__What you should do__: Search the records for lines that contain the word "Tablosuna". Copy them all.

__The input__:
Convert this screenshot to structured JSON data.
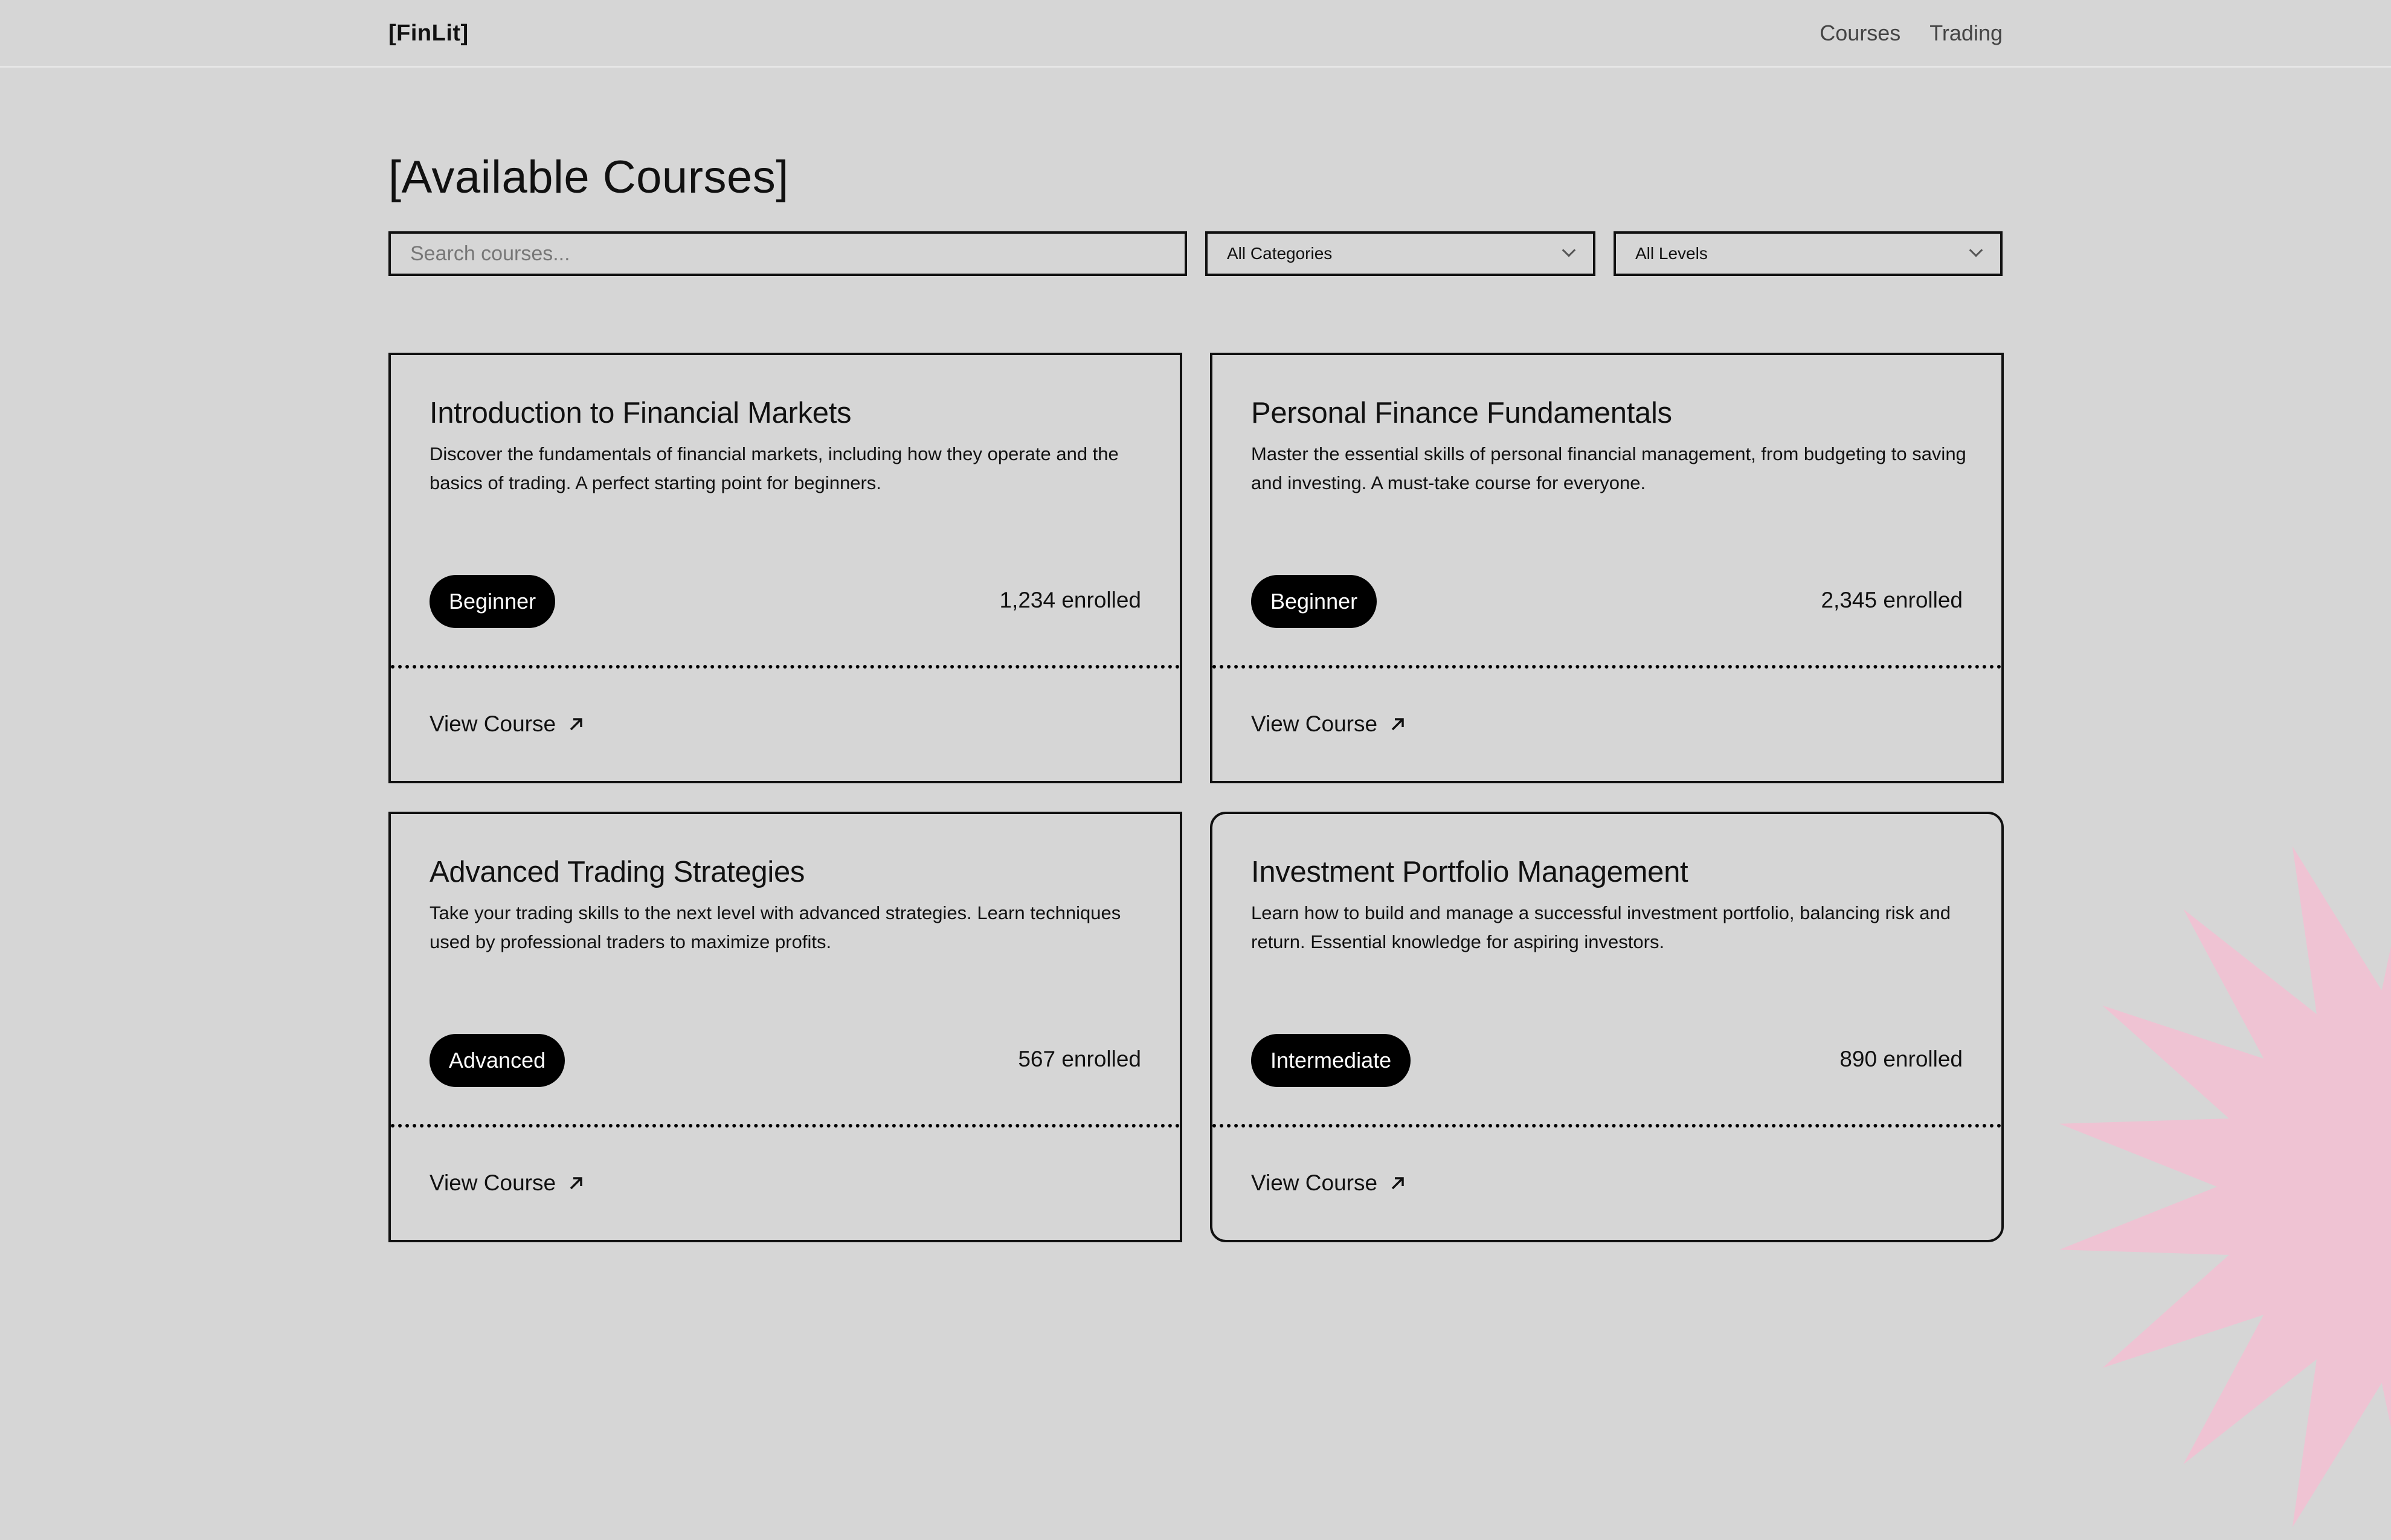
{
  "brand": "[FinLit]",
  "nav": [
    "Courses",
    "Trading"
  ],
  "page_title": "[Available Courses]",
  "filters": {
    "search_placeholder": "Search courses...",
    "category_selected": "All Categories",
    "level_selected": "All Levels"
  },
  "courses": [
    {
      "title": "Introduction to Financial Markets",
      "description": "Discover the fundamentals of financial markets, including how they operate and the basics of trading. A perfect starting point for beginners.",
      "level": "Beginner",
      "enrolled": "1,234 enrolled",
      "cta": "View Course"
    },
    {
      "title": "Personal Finance Fundamentals",
      "description": "Master the essential skills of personal financial management, from budgeting to saving and investing. A must-take course for everyone.",
      "level": "Beginner",
      "enrolled": "2,345 enrolled",
      "cta": "View Course"
    },
    {
      "title": "Advanced Trading Strategies",
      "description": "Take your trading skills to the next level with advanced strategies. Learn techniques used by professional traders to maximize profits.",
      "level": "Advanced",
      "enrolled": "567 enrolled",
      "cta": "View Course"
    },
    {
      "title": "Investment Portfolio Management",
      "description": "Learn how to build and manage a successful investment portfolio, balancing risk and return. Essential knowledge for aspiring investors.",
      "level": "Intermediate",
      "enrolled": "890 enrolled",
      "cta": "View Course"
    }
  ],
  "colors": {
    "background": "#d6d6d6",
    "badge": "#000000",
    "accent_starburst": "#efc3d3"
  },
  "icons": {
    "cta": "arrow-up-right-icon",
    "select": "chevron-down-icon"
  }
}
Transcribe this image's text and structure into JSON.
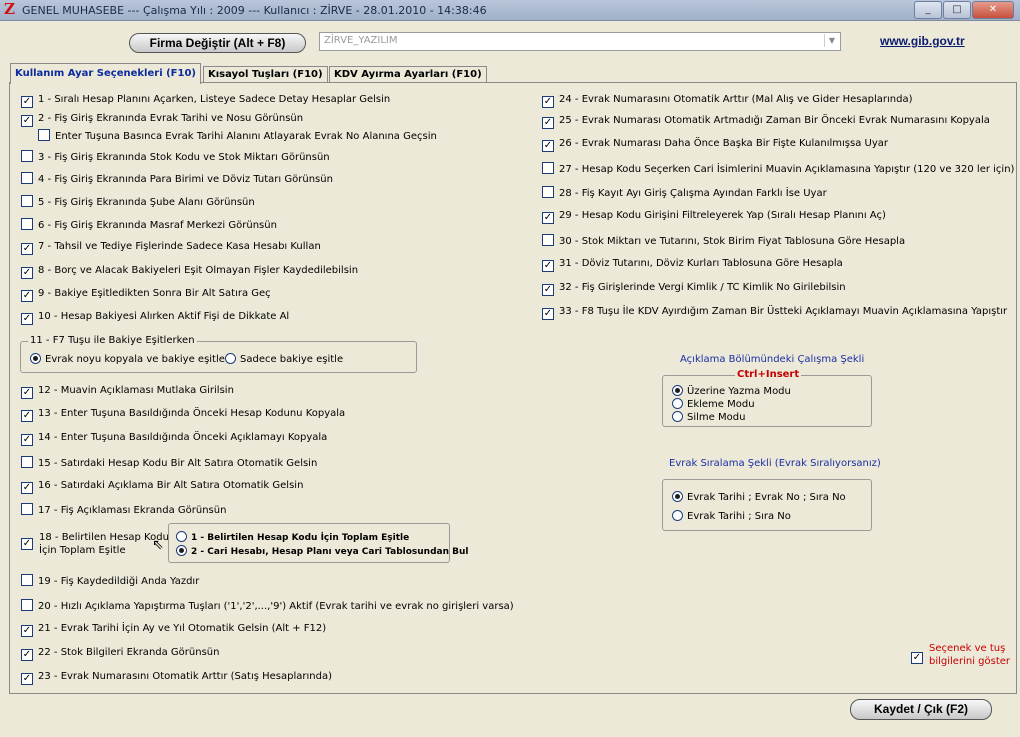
{
  "window": {
    "title": "GENEL MUHASEBE  ---  Çalışma Yılı : 2009  ---  Kullanıcı : ZİRVE - 28.01.2010 - 14:38:46",
    "logo": "Z",
    "controls": {
      "minimize": "_",
      "maximize": "□",
      "close": "✕"
    }
  },
  "header": {
    "change_company_label": "Firma Değiştir (Alt + F8)",
    "company_value": "ZİRVE_YAZILIM",
    "combo_arrow": "▼",
    "gib_link": "www.gib.gov.tr"
  },
  "tabs": [
    {
      "label": "Kullanım Ayar Seçenekleri (F10)"
    },
    {
      "label": "Kısayol Tuşları (F10)"
    },
    {
      "label": "KDV Ayırma Ayarları  (F10)"
    }
  ],
  "left_options": [
    {
      "label": "1 -  Sıralı Hesap Planını Açarken, Listeye Sadece Detay Hesaplar Gelsin",
      "checked": "✓"
    },
    {
      "label": "2 - Fiş Giriş Ekranında Evrak Tarihi ve Nosu Görünsün",
      "checked": "✓"
    },
    {
      "label": "Enter Tuşuna Basınca Evrak Tarihi Alanını Atlayarak Evrak No Alanına Geçsin",
      "checked": ""
    },
    {
      "label": "3 - Fiş Giriş Ekranında Stok Kodu ve Stok Miktarı Görünsün",
      "checked": ""
    },
    {
      "label": "4 - Fiş Giriş Ekranında Para Birimi ve Döviz Tutarı Görünsün",
      "checked": ""
    },
    {
      "label": "5 - Fiş Giriş Ekranında Şube Alanı Görünsün",
      "checked": ""
    },
    {
      "label": "6 - Fiş Giriş Ekranında Masraf Merkezi Görünsün",
      "checked": ""
    },
    {
      "label": "7 - Tahsil ve Tediye Fişlerinde Sadece Kasa Hesabı Kullan",
      "checked": "✓"
    },
    {
      "label": "8 - Borç ve Alacak Bakiyeleri Eşit Olmayan Fişler Kaydedilebilsin",
      "checked": "✓"
    },
    {
      "label": "9 - Bakiye Eşitledikten Sonra Bir Alt Satıra Geç",
      "checked": "✓"
    },
    {
      "label": "10 - Hesap Bakiyesi Alırken Aktif Fişi de Dikkate Al",
      "checked": "✓"
    }
  ],
  "group11": {
    "title": "11 - F7 Tuşu ile Bakiye  Eşitlerken",
    "option_a": "Evrak noyu kopyala ve bakiye eşitle",
    "option_b": "Sadece bakiye eşitle"
  },
  "left_options_2": [
    {
      "label": "12 - Muavin Açıklaması Mutlaka Girilsin",
      "checked": "✓"
    },
    {
      "label": "13 - Enter Tuşuna Basıldığında Önceki Hesap Kodunu Kopyala",
      "checked": "✓"
    },
    {
      "label": "14 - Enter Tuşuna Basıldığında Önceki Açıklamayı Kopyala",
      "checked": "✓"
    },
    {
      "label": "15 - Satırdaki Hesap Kodu Bir Alt Satıra Otomatik Gelsin",
      "checked": ""
    },
    {
      "label": "16 - Satırdaki Açıklama Bir Alt Satıra Otomatik Gelsin",
      "checked": "✓"
    },
    {
      "label": "17 - Fiş Açıklaması Ekranda Görünsün",
      "checked": ""
    }
  ],
  "option18": {
    "line1": "18 - Belirtilen Hesap Kodu",
    "line2": "İçin Toplam Eşitle",
    "checked": "✓",
    "radio_1": "1 - Belirtilen Hesap Kodu İçin Toplam Eşitle",
    "radio_2": "2 - Cari Hesabı, Hesap Planı veya Cari Tablosundan Bul",
    "cursor": "⇖"
  },
  "left_options_3": [
    {
      "label": "19 - Fiş Kaydedildiği Anda Yazdır",
      "checked": ""
    },
    {
      "label": "20 - Hızlı Açıklama Yapıştırma Tuşları ('1','2',...,'9') Aktif (Evrak tarihi ve evrak no girişleri varsa)",
      "checked": ""
    },
    {
      "label": "21 - Evrak Tarihi İçin Ay ve Yıl Otomatik Gelsin (Alt + F12)",
      "checked": "✓"
    },
    {
      "label": "22 - Stok Bilgileri Ekranda Görünsün",
      "checked": "✓"
    },
    {
      "label": "23 - Evrak Numarasını Otomatik Arttır (Satış Hesaplarında)",
      "checked": "✓"
    }
  ],
  "right_options": [
    {
      "label": "24 - Evrak Numarasını Otomatik Arttır (Mal Alış ve Gider Hesaplarında)",
      "checked": "✓"
    },
    {
      "label": "25 - Evrak Numarası Otomatik Artmadığı Zaman Bir Önceki Evrak Numarasını Kopyala",
      "checked": "✓"
    },
    {
      "label": "26 - Evrak Numarası Daha Önce Başka Bir Fişte Kulanılmışsa Uyar",
      "checked": "✓"
    },
    {
      "label": "27 - Hesap Kodu Seçerken Cari İsimlerini Muavin Açıklamasına Yapıştır (120 ve 320 ler için)",
      "checked": ""
    },
    {
      "label": "28 - Fiş Kayıt Ayı Giriş Çalışma Ayından Farklı İse Uyar",
      "checked": ""
    },
    {
      "label": "29 - Hesap Kodu Girişini Filtreleyerek Yap (Sıralı Hesap Planını Aç)",
      "checked": "✓"
    },
    {
      "label": "30 - Stok Miktarı ve Tutarını, Stok Birim Fiyat Tablosuna Göre Hesapla",
      "checked": ""
    },
    {
      "label": "31 - Döviz Tutarını, Döviz Kurları Tablosuna Göre Hesapla",
      "checked": "✓"
    },
    {
      "label": "32 - Fiş Girişlerinde Vergi Kimlik / TC Kimlik No Girilebilsin",
      "checked": "✓"
    },
    {
      "label": "33 - F8 Tuşu İle KDV Ayırdığım Zaman Bir Üstteki Açıklamayı Muavin Açıklamasına Yapıştır",
      "checked": "✓"
    }
  ],
  "aciklama": {
    "title": "Açıklama Bölümündeki Çalışma Şekli",
    "subtitle": "Ctrl+Insert",
    "options": [
      "Üzerine Yazma Modu",
      "Ekleme Modu",
      "Silme Modu"
    ]
  },
  "siralama": {
    "title": "Evrak Sıralama Şekli (Evrak Sıralıyorsanız)",
    "options": [
      "Evrak Tarihi ; Evrak No ; Sıra No",
      "Evrak Tarihi ; Sıra No"
    ]
  },
  "show_info": {
    "line1": "Seçenek ve tuş",
    "line2": "bilgilerini göster",
    "checked": "✓"
  },
  "footer": {
    "save_label": "Kaydet / Çık (F2)"
  },
  "colors": {
    "accent_blue": "#1a2fa5",
    "accent_red": "#c80000",
    "window_bg": "#ece9d8"
  }
}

__Reply to the exercise__:
      "label": "30 - Stok Miktarı ve Tutarını, Stok Birim Fiyat Tablosuna Göre Hesapla",
      "label": "31 - Döviz Tutarını, Döviz Kurları Tablosuna Göre Hesapla",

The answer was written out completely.